The mango crop has suffered this year giving them only a twenty five percent yield. This gets reflected in the prices as the Alphonso is available from Rs 100 to Rs 325 a dozen depending on the quality and the size of the fruit. Ravindra Bhadsale, one of the stall owners has come from Jamsunde in Devgad. He has around 300 trees which yield him 800 petis throughout the season. He picks the first fruits on February 25 which are sold to the wholesale market at Vashi and the last on May 8. He says that his fruit is superior as it is from Devgad, a region where the trees grow between the red laterite stone called ‘jamba dagad’. If they have to plant a mango ‘kalam’, the stone has to be blasted and soil added around the sapling. The roots then go digging through this stone. The iron content in the stone adds the red color to the fruit and giving a better and sweeter taste to the mangoes from this region.
Not Just Mangoes
If mangoes are not your scene, there are more than fifteen stalls selling many other Konkani specialities. You can buy buttermilk dried chillies which make an excellent accompaniment with curd rice. They have various masalas like the Malvani masala, goda masala, special garam masala and the spunky coconut garlic chutney. Various mango products like amba vadi, mango pulp and saata, a preparation of pulped mango, rolled and dried under the sun. Buy the fansacha saata (Jackfruit saata) and jackfruit chips to give you a true flavour of the Konkan region. Also available are cashewnuts and khaja – a kurkure look-alike made of jaggery, besan and ginger.
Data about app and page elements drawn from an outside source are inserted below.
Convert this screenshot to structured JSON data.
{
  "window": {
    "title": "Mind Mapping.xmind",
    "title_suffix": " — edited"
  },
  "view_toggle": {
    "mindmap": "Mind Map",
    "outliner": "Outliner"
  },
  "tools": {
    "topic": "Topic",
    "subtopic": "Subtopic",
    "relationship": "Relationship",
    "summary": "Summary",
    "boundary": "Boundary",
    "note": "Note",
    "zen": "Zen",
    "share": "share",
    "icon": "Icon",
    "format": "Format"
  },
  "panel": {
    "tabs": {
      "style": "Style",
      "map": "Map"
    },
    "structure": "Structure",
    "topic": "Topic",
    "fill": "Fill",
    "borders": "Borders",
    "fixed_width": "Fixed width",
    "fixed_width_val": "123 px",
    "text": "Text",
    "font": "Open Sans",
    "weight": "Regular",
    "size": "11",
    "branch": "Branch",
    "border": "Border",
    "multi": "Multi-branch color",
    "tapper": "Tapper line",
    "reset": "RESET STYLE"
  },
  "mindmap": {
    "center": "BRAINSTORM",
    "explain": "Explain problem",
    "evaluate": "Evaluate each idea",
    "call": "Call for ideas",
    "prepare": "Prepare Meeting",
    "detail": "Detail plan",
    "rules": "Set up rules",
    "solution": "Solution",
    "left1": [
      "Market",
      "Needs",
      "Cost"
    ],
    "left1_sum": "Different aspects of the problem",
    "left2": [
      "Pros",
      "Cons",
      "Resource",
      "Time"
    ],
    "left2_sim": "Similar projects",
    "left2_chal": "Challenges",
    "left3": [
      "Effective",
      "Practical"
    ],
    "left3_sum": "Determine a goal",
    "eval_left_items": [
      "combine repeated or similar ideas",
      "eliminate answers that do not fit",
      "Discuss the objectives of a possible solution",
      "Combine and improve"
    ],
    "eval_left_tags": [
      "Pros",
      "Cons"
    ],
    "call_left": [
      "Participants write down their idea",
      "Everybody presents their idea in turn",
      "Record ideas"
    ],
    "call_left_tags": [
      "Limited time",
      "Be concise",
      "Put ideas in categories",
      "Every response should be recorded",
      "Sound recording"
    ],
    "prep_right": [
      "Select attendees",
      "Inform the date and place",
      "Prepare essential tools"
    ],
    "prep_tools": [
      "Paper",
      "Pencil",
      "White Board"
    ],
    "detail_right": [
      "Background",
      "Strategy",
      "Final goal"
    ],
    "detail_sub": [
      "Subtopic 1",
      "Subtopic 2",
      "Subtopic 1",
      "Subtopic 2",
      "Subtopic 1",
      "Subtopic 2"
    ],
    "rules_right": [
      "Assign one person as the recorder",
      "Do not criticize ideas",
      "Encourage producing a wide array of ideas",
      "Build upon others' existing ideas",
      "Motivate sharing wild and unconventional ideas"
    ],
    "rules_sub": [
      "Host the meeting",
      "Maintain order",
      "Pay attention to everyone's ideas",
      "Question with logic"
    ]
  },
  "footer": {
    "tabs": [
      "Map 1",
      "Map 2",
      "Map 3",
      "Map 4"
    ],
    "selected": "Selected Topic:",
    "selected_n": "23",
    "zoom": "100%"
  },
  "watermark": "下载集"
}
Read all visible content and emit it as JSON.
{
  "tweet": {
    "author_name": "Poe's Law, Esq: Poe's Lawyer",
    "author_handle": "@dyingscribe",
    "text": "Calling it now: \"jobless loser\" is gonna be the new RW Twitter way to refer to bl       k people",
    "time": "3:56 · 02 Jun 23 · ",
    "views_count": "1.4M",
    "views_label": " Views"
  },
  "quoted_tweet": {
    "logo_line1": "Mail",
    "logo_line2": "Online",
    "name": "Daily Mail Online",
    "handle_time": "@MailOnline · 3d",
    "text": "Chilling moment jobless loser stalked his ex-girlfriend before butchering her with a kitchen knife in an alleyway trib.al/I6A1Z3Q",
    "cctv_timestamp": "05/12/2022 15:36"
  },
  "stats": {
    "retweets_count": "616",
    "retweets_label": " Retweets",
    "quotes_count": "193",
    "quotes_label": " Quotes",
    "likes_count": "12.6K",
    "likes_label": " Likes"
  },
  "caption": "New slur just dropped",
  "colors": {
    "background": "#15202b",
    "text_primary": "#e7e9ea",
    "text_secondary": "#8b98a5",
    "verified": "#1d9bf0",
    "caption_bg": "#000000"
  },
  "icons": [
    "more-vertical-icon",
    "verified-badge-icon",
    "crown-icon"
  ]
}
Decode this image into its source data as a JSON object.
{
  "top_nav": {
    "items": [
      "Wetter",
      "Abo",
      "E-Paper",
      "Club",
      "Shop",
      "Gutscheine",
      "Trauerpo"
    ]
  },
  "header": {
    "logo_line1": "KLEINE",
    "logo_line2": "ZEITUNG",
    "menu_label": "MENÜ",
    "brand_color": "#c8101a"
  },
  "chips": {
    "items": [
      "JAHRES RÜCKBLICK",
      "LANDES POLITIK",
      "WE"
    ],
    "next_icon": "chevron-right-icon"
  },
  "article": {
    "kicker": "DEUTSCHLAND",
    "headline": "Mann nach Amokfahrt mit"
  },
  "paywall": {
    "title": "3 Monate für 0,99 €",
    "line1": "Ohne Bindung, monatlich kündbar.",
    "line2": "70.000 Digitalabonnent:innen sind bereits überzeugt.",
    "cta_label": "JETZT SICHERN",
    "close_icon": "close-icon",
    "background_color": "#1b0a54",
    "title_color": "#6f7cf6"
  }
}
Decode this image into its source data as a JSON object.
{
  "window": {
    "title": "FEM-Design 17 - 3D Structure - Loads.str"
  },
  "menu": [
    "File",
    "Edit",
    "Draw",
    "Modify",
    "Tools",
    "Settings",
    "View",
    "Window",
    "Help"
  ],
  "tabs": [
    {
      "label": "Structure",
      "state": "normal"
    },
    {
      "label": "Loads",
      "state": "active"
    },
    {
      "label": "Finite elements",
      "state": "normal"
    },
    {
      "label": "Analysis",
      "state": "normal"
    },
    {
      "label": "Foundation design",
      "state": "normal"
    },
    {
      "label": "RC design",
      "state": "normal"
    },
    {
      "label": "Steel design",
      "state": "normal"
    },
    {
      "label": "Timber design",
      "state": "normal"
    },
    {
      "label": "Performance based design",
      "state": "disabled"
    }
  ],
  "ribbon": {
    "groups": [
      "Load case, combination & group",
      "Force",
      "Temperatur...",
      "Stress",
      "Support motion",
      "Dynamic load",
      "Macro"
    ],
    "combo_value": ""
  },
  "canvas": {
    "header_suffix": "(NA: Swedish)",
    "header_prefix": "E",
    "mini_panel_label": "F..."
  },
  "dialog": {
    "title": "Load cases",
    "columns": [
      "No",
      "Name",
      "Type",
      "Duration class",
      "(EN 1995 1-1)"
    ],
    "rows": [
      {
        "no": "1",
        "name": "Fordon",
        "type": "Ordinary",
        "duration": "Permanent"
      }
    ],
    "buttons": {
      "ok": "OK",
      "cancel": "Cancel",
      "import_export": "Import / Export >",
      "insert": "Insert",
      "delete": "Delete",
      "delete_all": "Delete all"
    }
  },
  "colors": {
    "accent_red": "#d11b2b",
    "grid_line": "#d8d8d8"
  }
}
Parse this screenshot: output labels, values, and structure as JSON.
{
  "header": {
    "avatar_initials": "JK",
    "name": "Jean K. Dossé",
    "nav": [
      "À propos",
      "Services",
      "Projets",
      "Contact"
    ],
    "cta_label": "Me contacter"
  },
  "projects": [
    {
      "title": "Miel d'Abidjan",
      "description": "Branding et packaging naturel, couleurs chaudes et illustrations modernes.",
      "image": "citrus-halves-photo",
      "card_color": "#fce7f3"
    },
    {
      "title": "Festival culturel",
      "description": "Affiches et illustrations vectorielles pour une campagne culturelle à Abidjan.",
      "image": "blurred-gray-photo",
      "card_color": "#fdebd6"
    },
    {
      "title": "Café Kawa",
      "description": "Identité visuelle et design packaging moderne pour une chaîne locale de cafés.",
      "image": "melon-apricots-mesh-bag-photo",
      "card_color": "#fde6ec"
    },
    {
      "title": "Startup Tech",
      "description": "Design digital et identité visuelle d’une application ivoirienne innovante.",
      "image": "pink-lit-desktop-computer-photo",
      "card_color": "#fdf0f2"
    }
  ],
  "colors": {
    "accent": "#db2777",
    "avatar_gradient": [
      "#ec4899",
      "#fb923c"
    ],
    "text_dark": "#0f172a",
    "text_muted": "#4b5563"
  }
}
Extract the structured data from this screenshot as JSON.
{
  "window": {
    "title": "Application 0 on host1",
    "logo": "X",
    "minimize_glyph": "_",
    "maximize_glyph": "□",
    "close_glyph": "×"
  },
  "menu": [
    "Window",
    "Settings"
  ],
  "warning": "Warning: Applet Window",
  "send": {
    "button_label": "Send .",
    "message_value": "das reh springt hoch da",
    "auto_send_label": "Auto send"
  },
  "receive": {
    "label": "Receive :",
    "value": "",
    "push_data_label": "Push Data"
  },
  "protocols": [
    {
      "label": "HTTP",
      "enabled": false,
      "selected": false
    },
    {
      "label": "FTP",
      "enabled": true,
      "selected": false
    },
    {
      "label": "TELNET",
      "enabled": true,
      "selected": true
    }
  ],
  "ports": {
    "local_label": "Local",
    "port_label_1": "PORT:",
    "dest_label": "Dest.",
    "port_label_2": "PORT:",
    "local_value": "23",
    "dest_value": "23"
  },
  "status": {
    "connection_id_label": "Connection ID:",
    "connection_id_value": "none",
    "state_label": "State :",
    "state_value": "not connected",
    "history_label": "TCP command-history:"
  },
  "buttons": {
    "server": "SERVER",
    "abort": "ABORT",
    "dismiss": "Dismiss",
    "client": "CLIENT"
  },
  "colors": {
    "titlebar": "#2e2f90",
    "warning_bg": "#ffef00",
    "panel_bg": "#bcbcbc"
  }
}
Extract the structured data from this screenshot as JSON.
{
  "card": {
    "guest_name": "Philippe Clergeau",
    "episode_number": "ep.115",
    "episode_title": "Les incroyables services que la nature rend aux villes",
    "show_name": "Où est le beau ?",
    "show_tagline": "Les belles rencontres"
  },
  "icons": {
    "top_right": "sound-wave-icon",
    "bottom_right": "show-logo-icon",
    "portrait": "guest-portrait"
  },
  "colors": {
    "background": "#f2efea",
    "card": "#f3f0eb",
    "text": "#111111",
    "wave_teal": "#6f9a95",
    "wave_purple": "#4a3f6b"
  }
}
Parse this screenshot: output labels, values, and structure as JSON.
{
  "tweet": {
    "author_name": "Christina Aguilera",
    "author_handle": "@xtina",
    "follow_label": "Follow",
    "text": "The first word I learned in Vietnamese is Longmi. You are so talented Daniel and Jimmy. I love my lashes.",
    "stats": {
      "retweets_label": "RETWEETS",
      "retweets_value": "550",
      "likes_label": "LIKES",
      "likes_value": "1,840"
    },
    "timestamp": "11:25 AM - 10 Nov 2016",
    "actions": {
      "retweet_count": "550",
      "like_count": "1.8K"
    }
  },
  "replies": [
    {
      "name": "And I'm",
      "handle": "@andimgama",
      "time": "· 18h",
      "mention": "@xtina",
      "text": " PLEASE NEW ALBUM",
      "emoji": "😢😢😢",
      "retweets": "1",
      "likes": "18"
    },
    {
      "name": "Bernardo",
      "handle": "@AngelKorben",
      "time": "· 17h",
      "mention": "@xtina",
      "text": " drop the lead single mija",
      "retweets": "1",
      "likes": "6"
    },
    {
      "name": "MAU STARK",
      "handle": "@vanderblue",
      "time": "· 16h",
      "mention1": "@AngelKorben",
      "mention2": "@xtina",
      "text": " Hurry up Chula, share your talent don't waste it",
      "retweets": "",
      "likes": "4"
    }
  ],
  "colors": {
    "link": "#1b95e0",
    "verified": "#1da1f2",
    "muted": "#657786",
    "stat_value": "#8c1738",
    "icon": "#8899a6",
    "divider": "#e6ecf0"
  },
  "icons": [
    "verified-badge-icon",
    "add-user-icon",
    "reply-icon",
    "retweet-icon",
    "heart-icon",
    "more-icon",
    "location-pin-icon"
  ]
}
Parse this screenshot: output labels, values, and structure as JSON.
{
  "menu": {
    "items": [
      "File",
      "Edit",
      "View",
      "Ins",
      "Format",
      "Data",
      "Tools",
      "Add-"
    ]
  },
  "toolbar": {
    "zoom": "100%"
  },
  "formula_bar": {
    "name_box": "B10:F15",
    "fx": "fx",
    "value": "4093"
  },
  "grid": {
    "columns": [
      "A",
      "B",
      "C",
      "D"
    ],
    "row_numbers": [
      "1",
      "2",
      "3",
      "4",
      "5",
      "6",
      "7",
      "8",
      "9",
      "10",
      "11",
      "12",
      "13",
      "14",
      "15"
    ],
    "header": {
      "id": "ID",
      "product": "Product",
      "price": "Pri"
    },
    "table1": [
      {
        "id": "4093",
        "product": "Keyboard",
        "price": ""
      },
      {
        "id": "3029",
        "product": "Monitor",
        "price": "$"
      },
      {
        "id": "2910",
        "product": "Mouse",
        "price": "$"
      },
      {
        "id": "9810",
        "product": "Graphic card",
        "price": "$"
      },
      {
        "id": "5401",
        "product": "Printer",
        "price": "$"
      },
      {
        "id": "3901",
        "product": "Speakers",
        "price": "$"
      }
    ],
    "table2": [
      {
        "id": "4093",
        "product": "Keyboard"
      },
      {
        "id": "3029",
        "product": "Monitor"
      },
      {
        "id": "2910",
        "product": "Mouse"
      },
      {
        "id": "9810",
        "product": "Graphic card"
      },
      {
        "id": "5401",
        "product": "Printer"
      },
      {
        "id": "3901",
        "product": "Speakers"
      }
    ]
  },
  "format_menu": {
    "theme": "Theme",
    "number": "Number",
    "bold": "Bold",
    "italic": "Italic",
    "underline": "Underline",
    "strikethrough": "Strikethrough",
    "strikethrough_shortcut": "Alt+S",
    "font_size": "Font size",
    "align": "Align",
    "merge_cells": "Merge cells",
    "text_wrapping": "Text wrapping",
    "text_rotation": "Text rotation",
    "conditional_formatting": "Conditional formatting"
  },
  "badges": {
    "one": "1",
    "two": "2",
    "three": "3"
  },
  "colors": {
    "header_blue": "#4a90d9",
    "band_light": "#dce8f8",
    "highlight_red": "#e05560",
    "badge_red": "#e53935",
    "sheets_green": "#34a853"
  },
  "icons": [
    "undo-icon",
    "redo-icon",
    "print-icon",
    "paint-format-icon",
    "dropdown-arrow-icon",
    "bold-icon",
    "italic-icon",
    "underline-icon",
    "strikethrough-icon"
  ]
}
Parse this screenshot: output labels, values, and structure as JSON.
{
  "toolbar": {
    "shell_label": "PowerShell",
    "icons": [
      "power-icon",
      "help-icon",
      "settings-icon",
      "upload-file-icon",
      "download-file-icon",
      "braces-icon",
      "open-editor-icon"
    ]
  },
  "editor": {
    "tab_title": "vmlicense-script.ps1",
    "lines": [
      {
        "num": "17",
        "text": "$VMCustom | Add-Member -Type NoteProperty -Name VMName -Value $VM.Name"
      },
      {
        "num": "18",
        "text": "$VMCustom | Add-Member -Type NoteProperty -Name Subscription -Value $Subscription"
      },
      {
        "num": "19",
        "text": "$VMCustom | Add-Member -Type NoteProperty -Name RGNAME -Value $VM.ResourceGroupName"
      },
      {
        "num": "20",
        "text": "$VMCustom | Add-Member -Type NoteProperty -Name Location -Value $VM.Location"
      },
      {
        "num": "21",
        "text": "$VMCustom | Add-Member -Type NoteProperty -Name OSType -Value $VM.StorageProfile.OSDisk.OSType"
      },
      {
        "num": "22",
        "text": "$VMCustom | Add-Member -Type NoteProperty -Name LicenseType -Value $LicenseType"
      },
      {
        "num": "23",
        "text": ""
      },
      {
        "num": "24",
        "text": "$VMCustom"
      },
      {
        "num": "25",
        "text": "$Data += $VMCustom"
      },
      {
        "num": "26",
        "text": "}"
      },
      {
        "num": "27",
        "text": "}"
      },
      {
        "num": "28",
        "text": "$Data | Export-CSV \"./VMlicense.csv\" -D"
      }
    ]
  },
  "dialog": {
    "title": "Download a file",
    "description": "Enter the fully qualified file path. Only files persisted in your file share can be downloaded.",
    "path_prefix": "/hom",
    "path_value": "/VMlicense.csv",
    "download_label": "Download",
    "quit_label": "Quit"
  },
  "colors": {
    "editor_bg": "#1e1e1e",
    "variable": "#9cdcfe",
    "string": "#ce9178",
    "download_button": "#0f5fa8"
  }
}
Kokum is synonymous with Konkani cuisine. But do you how kokum is made? Kokum is made from Ratamba (Garcinia indica), a fruit from the plum family. The pulp and peels of the Ratamba are separated. The peels are soaked or smeared in its juices and sun dried. This is repeated often till the skin shrivels up but retains the red/purple colour and the slightly astringent flavour. This is now kokum, which is used as a souring agent in cooking and for making sol kadhi. Ratamba is used to make kokum sherbet. At one of the stalls “ Devi Sateri Amba Vikri Kendra”, you will be able to buy the Ratamba fruit at Rs 40 per kilo and kokum at Rs 80 per kilo.
Papads and Pickles
Go to the Grihani Papad Udyog stall and you will get to see home-made papads and pickles of all kinds. Papads made of palak, nachani(ragi), tomato, poha, methi, potato, corn, garlic, sabudana and a speciality “thecha papad” which is made of grounded fresh green chilly. Pick up the poha and nachani papad or the kurdai (made from rice flour they look like round vermicelli) which is traditional to this region. There were an equal assortment of pickles from the regular garlic, kaccha mango, lime, amla, to karvanda, gajar and karela. Lakshmi Kamble of G.P.U. says that she makes all the pickles at home and the most popular is the garlic one.
So go to this festival for a slice of Konkan with lots of luscious mangoes thrown in and you might be tempted to visit this beautiful coastal belt. If you are, on your way out you just have to contact the Kokan Tours stall who would give you a choice of tours for this region.
You can visit the festival this weekend at the Nardulla Tank Maidan, Next to Ravindra Natya Mandir, Prabhadevi till 29th April 2007. 10 am to 10 pm. It then shifts to Borivali and Thane.